### Work required
Go through the records below and show every line with the string "icon".

Stored data entries
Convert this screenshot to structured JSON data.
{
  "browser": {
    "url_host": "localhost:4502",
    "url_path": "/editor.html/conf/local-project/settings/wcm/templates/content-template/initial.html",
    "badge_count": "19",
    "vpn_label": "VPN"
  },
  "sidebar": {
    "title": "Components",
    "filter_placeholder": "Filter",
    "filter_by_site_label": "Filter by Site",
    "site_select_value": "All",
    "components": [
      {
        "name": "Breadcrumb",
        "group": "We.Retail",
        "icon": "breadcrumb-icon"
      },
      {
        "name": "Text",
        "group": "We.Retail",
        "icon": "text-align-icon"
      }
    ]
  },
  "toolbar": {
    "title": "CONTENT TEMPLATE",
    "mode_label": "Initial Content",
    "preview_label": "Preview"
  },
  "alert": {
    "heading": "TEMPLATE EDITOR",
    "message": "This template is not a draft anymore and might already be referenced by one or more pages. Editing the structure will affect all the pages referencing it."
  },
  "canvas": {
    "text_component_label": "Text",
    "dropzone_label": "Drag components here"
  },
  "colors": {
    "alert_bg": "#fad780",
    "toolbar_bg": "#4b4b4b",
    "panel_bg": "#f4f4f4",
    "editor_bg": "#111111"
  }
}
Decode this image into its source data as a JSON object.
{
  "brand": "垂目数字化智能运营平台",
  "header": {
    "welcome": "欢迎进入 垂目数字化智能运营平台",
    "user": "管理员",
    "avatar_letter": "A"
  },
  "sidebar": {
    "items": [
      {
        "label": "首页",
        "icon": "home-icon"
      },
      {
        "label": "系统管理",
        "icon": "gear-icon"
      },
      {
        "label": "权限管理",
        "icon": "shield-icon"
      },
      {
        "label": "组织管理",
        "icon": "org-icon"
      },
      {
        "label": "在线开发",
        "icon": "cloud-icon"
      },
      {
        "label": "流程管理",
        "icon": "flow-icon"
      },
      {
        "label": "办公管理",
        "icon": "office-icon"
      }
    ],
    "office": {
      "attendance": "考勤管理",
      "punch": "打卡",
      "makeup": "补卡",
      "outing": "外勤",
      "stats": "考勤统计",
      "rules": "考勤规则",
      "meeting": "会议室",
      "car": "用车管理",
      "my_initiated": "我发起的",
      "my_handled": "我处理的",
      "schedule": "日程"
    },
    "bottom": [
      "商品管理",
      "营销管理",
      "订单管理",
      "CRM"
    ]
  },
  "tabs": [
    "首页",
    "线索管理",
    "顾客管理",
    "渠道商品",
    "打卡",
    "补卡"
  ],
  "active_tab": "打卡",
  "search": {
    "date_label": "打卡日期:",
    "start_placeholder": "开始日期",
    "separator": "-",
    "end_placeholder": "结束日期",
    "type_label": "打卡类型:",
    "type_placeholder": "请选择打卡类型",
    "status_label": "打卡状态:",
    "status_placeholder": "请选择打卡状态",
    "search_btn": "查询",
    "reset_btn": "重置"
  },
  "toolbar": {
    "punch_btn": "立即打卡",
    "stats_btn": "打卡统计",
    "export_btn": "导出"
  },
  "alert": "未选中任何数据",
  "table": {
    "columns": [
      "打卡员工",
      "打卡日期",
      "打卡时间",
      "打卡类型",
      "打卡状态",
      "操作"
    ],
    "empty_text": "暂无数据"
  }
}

### Solution to the exercise
        "icon": "breadcrumb-icon"
        "icon": "text-align-icon"
        "icon": "home-icon"
        "icon": "gear-icon"
        "icon": "shield-icon"
        "icon": "org-icon"
        "icon": "cloud-icon"
        "icon": "flow-icon"
        "icon": "office-icon"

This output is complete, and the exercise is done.